Tall tales of the freakish nature of Nebraska tornadoes are sometimes found in the pages of early newspapers in this state. The Columbus Journal is the source for several stories of people supposedly picked up, whirled aloft, and then returned to earth without injury. On December 11, 1878, the Journal editorialized on recent press reports of a Nebraska girl picked up by a tornado and carried unhurt for a quarter of a mile. The Journal editor remarked:
“We saw it in all of our exchanges and we thought it was a pretty good joke, . . . It began by saying ‘A correspondent writing from Columbus, Nebr., says’ and then follows a description of a cyclone at Lone Tree and Clark’s several years since, . . . and then of Jennie, a working girl in a hotel, stepping to the door to see what was going on when, ‘as she did so she was caught from the door way by the whirling wind and carried over the house, turning round and round in the air as she went and after approaching the ground on the other side she again arose and was taken by the whirling wind over the stores and dwellings a distance of three-fourths of a mile, being lowered so that her feet could touch the ground as many as eight times during the trip.’”

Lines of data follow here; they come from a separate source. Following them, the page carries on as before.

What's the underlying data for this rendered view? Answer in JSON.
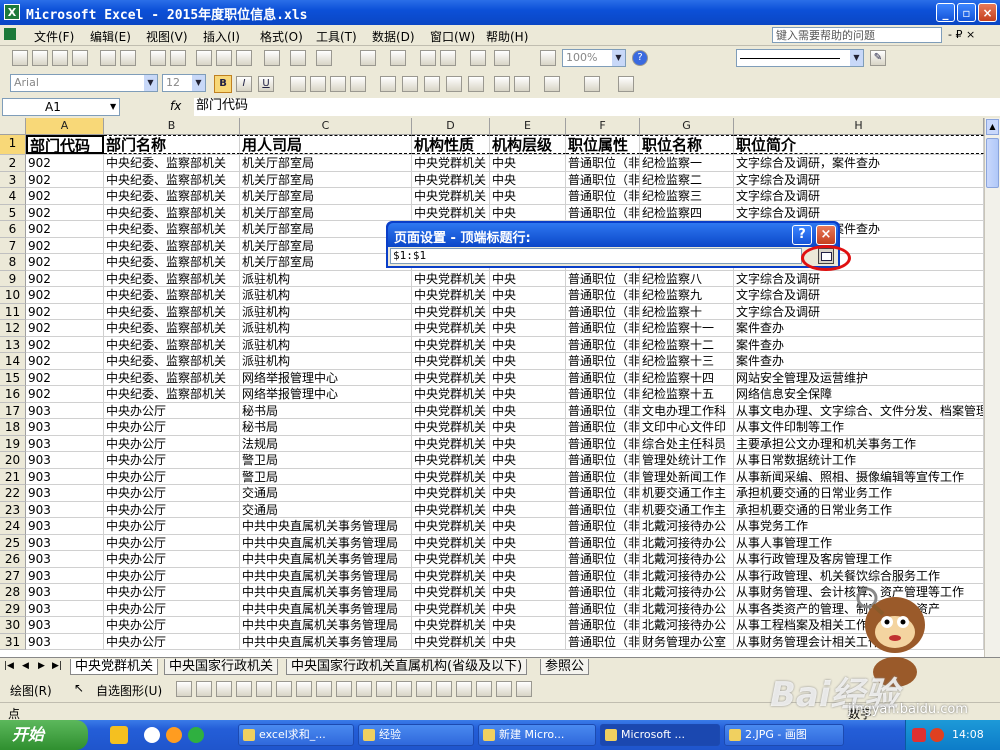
{
  "window": {
    "title": "Microsoft Excel - 2015年度职位信息.xls",
    "app_icon": "X"
  },
  "menu": {
    "items": [
      "文件(F)",
      "编辑(E)",
      "视图(V)",
      "插入(I)",
      "格式(O)",
      "工具(T)",
      "数据(D)",
      "窗口(W)",
      "帮助(H)"
    ],
    "help_placeholder": "键入需要帮助的问题",
    "right_controls": "- ₽ ×"
  },
  "toolbar": {
    "zoom": "100%",
    "font_name": "Arial",
    "font_size": "12",
    "bold": "B",
    "italic": "I",
    "underline": "U"
  },
  "formula_bar": {
    "name_box": "A1",
    "fx": "fx",
    "content": "部门代码"
  },
  "columns": [
    "A",
    "B",
    "C",
    "D",
    "E",
    "F",
    "G",
    "H"
  ],
  "header_row": [
    "部门代码",
    "部门名称",
    "用人司局",
    "机构性质",
    "机构层级",
    "职位属性",
    "职位名称",
    "职位简介"
  ],
  "rows": [
    [
      "902",
      "中央纪委、监察部机关",
      "机关厅部室局",
      "中央党群机关",
      "中央",
      "普通职位（非",
      "纪检监察一",
      "文字综合及调研，案件查办"
    ],
    [
      "902",
      "中央纪委、监察部机关",
      "机关厅部室局",
      "中央党群机关",
      "中央",
      "普通职位（非",
      "纪检监察二",
      "文字综合及调研"
    ],
    [
      "902",
      "中央纪委、监察部机关",
      "机关厅部室局",
      "中央党群机关",
      "中央",
      "普通职位（非",
      "纪检监察三",
      "文字综合及调研"
    ],
    [
      "902",
      "中央纪委、监察部机关",
      "机关厅部室局",
      "中央党群机关",
      "中央",
      "普通职位（非",
      "纪检监察四",
      "文字综合及调研"
    ],
    [
      "902",
      "中央纪委、监察部机关",
      "机关厅部室局",
      "中央党群机关",
      "中央",
      "普通职位（非",
      "纪检监察五",
      "文字综合及调研，案件查办"
    ],
    [
      "902",
      "中央纪委、监察部机关",
      "机关厅部室局",
      "中央党群机关",
      "中央",
      "普通职位（非",
      "纪检监察六",
      "文字综合及调研"
    ],
    [
      "902",
      "中央纪委、监察部机关",
      "机关厅部室局",
      "中央党群机关",
      "中央",
      "普通职位（非",
      "纪检监察七",
      "文字综合及调研"
    ],
    [
      "902",
      "中央纪委、监察部机关",
      "派驻机构",
      "中央党群机关",
      "中央",
      "普通职位（非",
      "纪检监察八",
      "文字综合及调研"
    ],
    [
      "902",
      "中央纪委、监察部机关",
      "派驻机构",
      "中央党群机关",
      "中央",
      "普通职位（非",
      "纪检监察九",
      "文字综合及调研"
    ],
    [
      "902",
      "中央纪委、监察部机关",
      "派驻机构",
      "中央党群机关",
      "中央",
      "普通职位（非",
      "纪检监察十",
      "文字综合及调研"
    ],
    [
      "902",
      "中央纪委、监察部机关",
      "派驻机构",
      "中央党群机关",
      "中央",
      "普通职位（非",
      "纪检监察十一",
      "案件查办"
    ],
    [
      "902",
      "中央纪委、监察部机关",
      "派驻机构",
      "中央党群机关",
      "中央",
      "普通职位（非",
      "纪检监察十二",
      "案件查办"
    ],
    [
      "902",
      "中央纪委、监察部机关",
      "派驻机构",
      "中央党群机关",
      "中央",
      "普通职位（非",
      "纪检监察十三",
      "案件查办"
    ],
    [
      "902",
      "中央纪委、监察部机关",
      "网络举报管理中心",
      "中央党群机关",
      "中央",
      "普通职位（非",
      "纪检监察十四",
      "网站安全管理及运营维护"
    ],
    [
      "902",
      "中央纪委、监察部机关",
      "网络举报管理中心",
      "中央党群机关",
      "中央",
      "普通职位（非",
      "纪检监察十五",
      "网络信息安全保障"
    ],
    [
      "903",
      "中央办公厅",
      "秘书局",
      "中央党群机关",
      "中央",
      "普通职位（非",
      "文电办理工作科",
      "从事文电办理、文字综合、文件分发、档案管理"
    ],
    [
      "903",
      "中央办公厅",
      "秘书局",
      "中央党群机关",
      "中央",
      "普通职位（非",
      "文印中心文件印",
      "从事文件印制等工作"
    ],
    [
      "903",
      "中央办公厅",
      "法规局",
      "中央党群机关",
      "中央",
      "普通职位（非",
      "综合处主任科员",
      "主要承担公文办理和机关事务工作"
    ],
    [
      "903",
      "中央办公厅",
      "警卫局",
      "中央党群机关",
      "中央",
      "普通职位（非",
      "管理处统计工作",
      "从事日常数据统计工作"
    ],
    [
      "903",
      "中央办公厅",
      "警卫局",
      "中央党群机关",
      "中央",
      "普通职位（非",
      "管理处新闻工作",
      "从事新闻采编、照相、摄像编辑等宣传工作"
    ],
    [
      "903",
      "中央办公厅",
      "交通局",
      "中央党群机关",
      "中央",
      "普通职位（非",
      "机要交通工作主",
      "承担机要交通的日常业务工作"
    ],
    [
      "903",
      "中央办公厅",
      "交通局",
      "中央党群机关",
      "中央",
      "普通职位（非",
      "机要交通工作主",
      "承担机要交通的日常业务工作"
    ],
    [
      "903",
      "中央办公厅",
      "中共中央直属机关事务管理局",
      "中央党群机关",
      "中央",
      "普通职位（非",
      "北戴河接待办公",
      "从事党务工作"
    ],
    [
      "903",
      "中央办公厅",
      "中共中央直属机关事务管理局",
      "中央党群机关",
      "中央",
      "普通职位（非",
      "北戴河接待办公",
      "从事人事管理工作"
    ],
    [
      "903",
      "中央办公厅",
      "中共中央直属机关事务管理局",
      "中央党群机关",
      "中央",
      "普通职位（非",
      "北戴河接待办公",
      "从事行政管理及客房管理工作"
    ],
    [
      "903",
      "中央办公厅",
      "中共中央直属机关事务管理局",
      "中央党群机关",
      "中央",
      "普通职位（非",
      "北戴河接待办公",
      "从事行政管理、机关餐饮综合服务工作"
    ],
    [
      "903",
      "中央办公厅",
      "中共中央直属机关事务管理局",
      "中央党群机关",
      "中央",
      "普通职位（非",
      "北戴河接待办公",
      "从事财务管理、会计核算、资产管理等工作"
    ],
    [
      "903",
      "中央办公厅",
      "中共中央直属机关事务管理局",
      "中央党群机关",
      "中央",
      "普通职位（非",
      "北戴河接待办公",
      "从事各类资产的管理、制度及固定资产"
    ],
    [
      "903",
      "中央办公厅",
      "中共中央直属机关事务管理局",
      "中央党群机关",
      "中央",
      "普通职位（非",
      "北戴河接待办公",
      "从事工程档案及相关工作"
    ],
    [
      "903",
      "中央办公厅",
      "中共中央直属机关事务管理局",
      "中央党群机关",
      "中央",
      "普通职位（非",
      "财务管理办公室",
      "从事财务管理会计相关工作"
    ]
  ],
  "sheet_tabs": [
    "中央党群机关",
    "中央国家行政机关",
    "中央国家行政机关直属机构(省级及以下)",
    "参照公"
  ],
  "drawing_toolbar": {
    "draw": "绘图(R)",
    "autoshapes": "自选图形(U)"
  },
  "status": {
    "left": "点",
    "right": "数字"
  },
  "dialog": {
    "title": "页面设置 - 顶端标题行:",
    "value": "$1:$1",
    "help": "?",
    "close": "×"
  },
  "taskbar": {
    "start": "开始",
    "tasks": [
      "excel求和_...",
      "经验",
      "新建 Micro...",
      "Microsoft ...",
      "2.JPG - 画图"
    ],
    "clock": "14:08"
  },
  "watermark": {
    "brand": "Bai经验",
    "url": "jingyan.baidu.com"
  }
}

As soon as the plucky Jennie could keep her feet on the ground, she walked back to the hotel, from which she had been absent about half an hour.
More than twenty years later, on June 26, 1901, the Journal carried another tornado story, which topped the earlier one of Jennie’s travels. Attributed to Dr. W. H. McHenry, it reported the experience of a sleeping invalid during a tornado at Nelson, Nebraska. Carried away, bed and all, she was finally deposited some distance away unhurt. The tornado had then invaded a soda fountain in Nelson and “in the general confusion mixed an ice cream soda, flavored it with pineapple syrup and carried it to the bedside of the invalid.”
Stories such as these probably helped early Nebraskans to cope with weather-related dangers by turning them into an object of humor. Still, it was hard to find humor in these deadly storms, such as the ones that struck Bradshaw on June 3, 1890, killing twelve and injuring sixty, or the one that struck Omaha on Easter Sunday, March 23, 1913. Although casualty counts vary, estimates placed the death toll in Omaha and Council Bluffs as high as 140, most in Omaha. Eighteen were killed in the village of Yutan. Thousands were left homeless. See James E. Potter’s “Easter Tornado Ranks High on Nebraska Disaster List,” online at the Nebraska State Historical Society website. - Patricia C. Gaster, Assistant Editor/Publications